Justice Brennan’s concurrence cites even more precedents, including plenty showing the importance of secular education long before the 1960s:
- “. . . President Grant’s insistence that matters of religion should be left ‘to the family altar, the church, and the private school, supported entirely by private contributions.’” Schempp, 374 U.S. at 273 (Brennan, J., concurring).
- “. . . Theodore Roosevelt’s declaration that in the interest of ‘absolutely nonsectarian public schools’ it was ‘not our business to have the Protestant Bible or the Catholic Vulgate or the Talmud read in those schools.’” Id.

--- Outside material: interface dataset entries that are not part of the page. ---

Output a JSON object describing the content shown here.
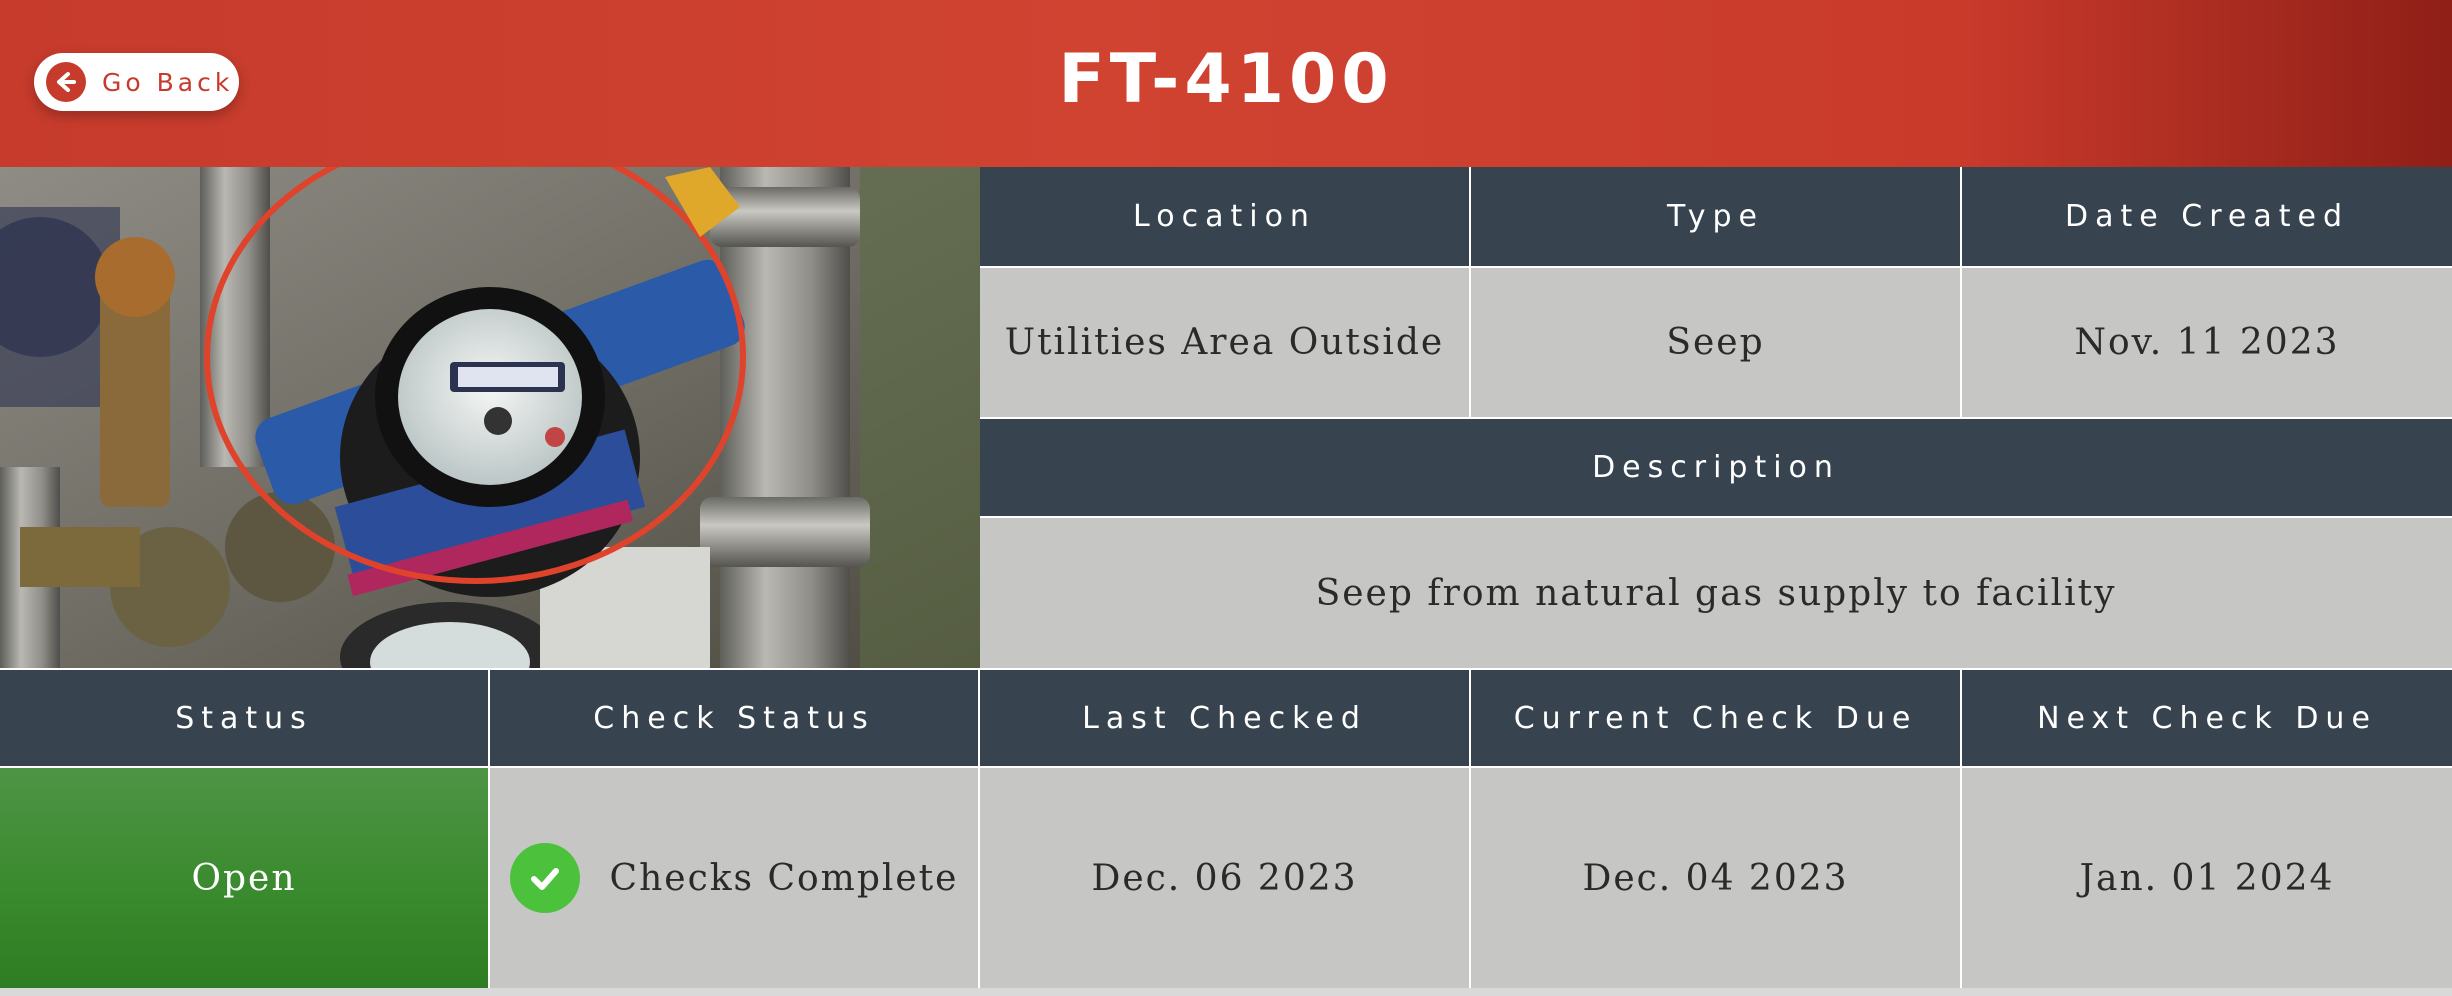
{
  "header": {
    "title": "FT-4100",
    "back_label": "Go Back"
  },
  "info_table": {
    "headers": {
      "location": "Location",
      "type": "Type",
      "date_created": "Date Created",
      "description": "Description"
    },
    "values": {
      "location": "Utilities Area Outside",
      "type": "Seep",
      "date_created": "Nov. 11 2023",
      "description": "Seep from natural gas supply to facility"
    }
  },
  "status_table": {
    "headers": {
      "status": "Status",
      "check_status": "Check Status",
      "last_checked": "Last Checked",
      "current_check_due": "Current Check Due",
      "next_check_due": "Next Check Due"
    },
    "values": {
      "status": "Open",
      "check_status": "Checks Complete",
      "last_checked": "Dec. 06 2023",
      "current_check_due": "Dec. 04 2023",
      "next_check_due": "Jan. 01 2024"
    }
  },
  "colors": {
    "header_red": "#c63b2c",
    "table_header": "#37444f",
    "table_cell": "#c6c7c4",
    "status_open": "#3a8a2e",
    "check_green": "#4cc13c"
  },
  "icons": {
    "back": "arrow-left-circle-icon",
    "check": "check-circle-icon"
  }
}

- “. . . the message of an Ohio Governor who vetoed a compulsory Bible reading bill in 1925: ‘It is my belief that religious teaching in our homes, Sunday schools, churches, by the good mothers, fathers, and ministers of Ohio is far preferable to compulsory teaching of religion by the state. The spirit of our federal and state constitutions from the beginning (has) been to leave religious instruction to the discretion of parents.’” Id. at 273-4.
- “. . . the opinions of the Attorneys General of several States holding religious exercises or instruction to be in violation of the state or federal constitutional command of separation of church and state.” Id. at 274.
- “. . . the courts of a half dozen States found compulsory religious exercises in the public schools in violation of their respective state constitutions” including Illinois, Louisiana, Wisconsin, South Dakota, Washington, and Nebraska. Id.
In conclusion, whichever case Hobby Lobby is referring to, a student’s ability to voluntarily pray in their own way in school has never been in danger.
Source: Holy Trinity Church v. United States, 143 U.S. 457 (1892). The Holy Trinity decision. Brewer’s book, The United States A Christian Nation.